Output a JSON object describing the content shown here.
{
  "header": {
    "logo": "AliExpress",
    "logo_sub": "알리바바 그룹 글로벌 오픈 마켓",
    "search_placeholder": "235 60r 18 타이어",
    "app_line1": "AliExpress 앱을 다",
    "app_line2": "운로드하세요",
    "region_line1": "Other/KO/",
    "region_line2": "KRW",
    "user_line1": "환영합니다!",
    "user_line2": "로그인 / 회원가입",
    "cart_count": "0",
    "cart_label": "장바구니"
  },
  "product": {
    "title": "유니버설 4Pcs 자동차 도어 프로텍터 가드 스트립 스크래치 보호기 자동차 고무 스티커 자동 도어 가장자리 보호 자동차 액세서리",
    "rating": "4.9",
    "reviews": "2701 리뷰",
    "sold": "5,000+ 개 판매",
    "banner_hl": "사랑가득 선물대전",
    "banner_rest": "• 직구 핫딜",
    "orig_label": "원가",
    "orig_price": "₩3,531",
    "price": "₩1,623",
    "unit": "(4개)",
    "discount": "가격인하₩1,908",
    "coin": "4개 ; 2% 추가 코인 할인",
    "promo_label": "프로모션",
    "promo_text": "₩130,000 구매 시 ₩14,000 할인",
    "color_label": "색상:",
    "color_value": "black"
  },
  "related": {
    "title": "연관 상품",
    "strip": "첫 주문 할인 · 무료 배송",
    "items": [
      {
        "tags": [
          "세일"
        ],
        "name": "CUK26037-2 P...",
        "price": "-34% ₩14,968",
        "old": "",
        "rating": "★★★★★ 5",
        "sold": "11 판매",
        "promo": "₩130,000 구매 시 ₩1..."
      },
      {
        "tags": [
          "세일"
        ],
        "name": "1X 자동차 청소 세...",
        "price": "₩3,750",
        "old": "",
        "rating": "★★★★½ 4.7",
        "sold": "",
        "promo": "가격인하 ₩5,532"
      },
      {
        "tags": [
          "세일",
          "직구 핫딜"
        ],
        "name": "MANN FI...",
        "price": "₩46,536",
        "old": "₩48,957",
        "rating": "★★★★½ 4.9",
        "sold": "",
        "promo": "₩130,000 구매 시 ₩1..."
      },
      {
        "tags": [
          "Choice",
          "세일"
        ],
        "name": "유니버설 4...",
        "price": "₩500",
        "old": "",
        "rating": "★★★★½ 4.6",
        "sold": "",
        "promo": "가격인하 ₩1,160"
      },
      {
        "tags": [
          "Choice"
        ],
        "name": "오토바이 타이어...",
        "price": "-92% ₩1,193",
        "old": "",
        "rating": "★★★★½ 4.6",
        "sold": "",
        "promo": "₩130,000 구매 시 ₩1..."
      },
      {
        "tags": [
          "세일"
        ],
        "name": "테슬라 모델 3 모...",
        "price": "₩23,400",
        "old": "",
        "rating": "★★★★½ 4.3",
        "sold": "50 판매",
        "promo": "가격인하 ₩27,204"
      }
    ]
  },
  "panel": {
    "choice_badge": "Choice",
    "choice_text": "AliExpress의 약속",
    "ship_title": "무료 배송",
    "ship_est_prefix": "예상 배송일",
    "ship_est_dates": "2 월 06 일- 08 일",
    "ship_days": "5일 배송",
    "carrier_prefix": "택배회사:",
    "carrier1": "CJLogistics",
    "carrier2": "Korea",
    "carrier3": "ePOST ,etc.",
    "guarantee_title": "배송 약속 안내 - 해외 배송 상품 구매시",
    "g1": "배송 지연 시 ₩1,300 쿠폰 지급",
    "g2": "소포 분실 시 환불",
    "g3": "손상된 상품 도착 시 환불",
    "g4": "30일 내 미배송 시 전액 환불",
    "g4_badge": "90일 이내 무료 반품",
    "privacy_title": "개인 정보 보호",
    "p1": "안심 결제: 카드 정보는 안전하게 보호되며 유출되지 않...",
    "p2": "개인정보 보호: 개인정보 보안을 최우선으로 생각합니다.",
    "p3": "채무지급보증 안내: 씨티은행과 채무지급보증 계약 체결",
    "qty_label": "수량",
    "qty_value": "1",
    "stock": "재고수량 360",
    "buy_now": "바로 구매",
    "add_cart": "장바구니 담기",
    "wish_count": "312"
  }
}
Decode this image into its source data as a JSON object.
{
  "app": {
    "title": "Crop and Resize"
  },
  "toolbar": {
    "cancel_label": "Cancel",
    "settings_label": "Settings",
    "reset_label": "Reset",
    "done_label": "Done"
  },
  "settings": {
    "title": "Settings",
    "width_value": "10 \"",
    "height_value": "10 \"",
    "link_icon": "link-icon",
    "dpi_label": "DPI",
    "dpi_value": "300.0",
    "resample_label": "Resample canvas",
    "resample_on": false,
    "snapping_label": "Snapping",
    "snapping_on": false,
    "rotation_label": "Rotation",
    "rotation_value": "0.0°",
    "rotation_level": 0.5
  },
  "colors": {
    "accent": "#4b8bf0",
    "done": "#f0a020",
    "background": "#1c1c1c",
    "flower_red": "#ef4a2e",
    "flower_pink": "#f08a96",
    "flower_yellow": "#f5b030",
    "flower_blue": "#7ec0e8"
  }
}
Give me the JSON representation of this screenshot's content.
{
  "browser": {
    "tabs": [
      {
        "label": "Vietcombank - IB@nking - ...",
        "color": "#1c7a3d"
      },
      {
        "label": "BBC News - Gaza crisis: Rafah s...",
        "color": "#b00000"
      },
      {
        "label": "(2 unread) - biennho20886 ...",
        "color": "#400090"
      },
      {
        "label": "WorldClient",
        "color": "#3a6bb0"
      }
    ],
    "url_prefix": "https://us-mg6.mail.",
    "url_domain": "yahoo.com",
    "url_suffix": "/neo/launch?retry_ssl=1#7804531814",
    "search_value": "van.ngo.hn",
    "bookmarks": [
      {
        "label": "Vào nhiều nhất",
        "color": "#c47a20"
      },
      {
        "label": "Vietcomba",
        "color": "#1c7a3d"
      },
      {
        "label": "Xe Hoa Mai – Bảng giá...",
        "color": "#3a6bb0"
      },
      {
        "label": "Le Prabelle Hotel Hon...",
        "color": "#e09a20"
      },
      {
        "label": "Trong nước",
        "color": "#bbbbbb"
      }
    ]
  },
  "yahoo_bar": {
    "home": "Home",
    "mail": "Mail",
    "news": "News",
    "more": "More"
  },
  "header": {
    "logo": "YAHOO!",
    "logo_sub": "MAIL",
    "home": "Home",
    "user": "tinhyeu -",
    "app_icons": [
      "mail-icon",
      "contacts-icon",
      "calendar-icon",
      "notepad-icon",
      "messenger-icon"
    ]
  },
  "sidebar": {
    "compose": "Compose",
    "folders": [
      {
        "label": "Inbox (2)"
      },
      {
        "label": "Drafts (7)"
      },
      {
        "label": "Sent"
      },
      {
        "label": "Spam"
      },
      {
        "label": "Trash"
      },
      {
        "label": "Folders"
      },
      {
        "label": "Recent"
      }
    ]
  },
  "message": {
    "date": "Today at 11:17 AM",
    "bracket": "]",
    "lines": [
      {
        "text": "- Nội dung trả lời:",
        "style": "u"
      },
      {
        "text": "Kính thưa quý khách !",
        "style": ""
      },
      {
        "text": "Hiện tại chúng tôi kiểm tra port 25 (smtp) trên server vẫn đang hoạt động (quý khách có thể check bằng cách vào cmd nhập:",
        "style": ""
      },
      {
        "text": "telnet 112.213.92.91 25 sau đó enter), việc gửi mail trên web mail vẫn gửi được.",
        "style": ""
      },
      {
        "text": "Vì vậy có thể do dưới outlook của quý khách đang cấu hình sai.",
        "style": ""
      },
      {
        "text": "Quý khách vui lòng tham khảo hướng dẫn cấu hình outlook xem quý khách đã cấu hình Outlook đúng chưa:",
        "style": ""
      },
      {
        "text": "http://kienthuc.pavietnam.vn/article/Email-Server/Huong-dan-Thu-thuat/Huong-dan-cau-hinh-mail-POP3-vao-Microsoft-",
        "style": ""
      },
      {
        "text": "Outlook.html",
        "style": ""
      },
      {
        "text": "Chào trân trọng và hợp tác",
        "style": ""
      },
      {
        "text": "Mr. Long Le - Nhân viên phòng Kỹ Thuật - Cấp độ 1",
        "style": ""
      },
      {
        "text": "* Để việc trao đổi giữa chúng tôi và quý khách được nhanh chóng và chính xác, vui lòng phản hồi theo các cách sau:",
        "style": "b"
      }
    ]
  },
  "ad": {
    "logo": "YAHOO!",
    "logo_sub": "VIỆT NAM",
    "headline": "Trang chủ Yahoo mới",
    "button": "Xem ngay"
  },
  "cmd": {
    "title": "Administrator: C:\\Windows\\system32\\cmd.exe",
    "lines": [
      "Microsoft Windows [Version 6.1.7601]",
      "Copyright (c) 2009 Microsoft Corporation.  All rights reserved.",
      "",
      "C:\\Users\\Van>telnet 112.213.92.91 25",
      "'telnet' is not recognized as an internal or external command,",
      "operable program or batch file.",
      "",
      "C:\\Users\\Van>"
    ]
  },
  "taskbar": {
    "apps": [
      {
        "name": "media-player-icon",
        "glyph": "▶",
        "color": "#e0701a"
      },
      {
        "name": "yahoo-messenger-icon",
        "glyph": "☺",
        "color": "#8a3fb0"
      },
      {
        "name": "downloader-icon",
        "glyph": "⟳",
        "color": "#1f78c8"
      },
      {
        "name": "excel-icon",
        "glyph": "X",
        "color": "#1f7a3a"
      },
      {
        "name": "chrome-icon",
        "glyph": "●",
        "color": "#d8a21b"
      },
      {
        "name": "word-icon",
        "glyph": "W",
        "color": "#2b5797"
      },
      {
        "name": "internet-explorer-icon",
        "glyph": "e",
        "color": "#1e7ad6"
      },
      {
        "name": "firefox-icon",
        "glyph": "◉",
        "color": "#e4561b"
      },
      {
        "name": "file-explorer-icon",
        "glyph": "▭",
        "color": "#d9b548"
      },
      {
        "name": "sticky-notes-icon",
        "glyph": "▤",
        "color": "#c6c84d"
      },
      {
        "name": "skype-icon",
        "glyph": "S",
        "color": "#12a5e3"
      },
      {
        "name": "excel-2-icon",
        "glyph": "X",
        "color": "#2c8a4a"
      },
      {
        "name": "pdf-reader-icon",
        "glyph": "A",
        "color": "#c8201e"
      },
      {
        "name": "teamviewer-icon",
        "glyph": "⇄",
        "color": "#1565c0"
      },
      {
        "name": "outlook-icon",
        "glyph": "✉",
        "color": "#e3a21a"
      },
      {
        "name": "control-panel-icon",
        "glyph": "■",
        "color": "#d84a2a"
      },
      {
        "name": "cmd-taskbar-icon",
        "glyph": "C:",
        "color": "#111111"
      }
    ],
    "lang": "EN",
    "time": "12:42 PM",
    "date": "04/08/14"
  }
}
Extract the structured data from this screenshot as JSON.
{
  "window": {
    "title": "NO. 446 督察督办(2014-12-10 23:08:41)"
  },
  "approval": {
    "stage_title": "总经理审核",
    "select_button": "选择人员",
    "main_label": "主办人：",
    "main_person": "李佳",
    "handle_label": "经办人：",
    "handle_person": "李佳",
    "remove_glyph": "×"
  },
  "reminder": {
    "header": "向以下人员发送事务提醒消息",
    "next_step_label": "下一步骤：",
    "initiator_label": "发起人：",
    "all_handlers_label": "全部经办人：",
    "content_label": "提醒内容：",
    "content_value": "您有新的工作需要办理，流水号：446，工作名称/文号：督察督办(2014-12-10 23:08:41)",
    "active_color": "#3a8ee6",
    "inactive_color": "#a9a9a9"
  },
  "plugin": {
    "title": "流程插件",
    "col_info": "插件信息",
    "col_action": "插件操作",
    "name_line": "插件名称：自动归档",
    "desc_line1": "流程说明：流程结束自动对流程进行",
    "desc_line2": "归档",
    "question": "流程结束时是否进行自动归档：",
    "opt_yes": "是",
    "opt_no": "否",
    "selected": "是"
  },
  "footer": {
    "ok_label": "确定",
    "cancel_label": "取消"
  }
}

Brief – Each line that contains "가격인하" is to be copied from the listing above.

Expected output –
    "discount": "가격인하₩1,908",
        "promo": "가격인하 ₩5,532"
        "promo": "가격인하 ₩1,160"
        "promo": "가격인하 ₩27,204"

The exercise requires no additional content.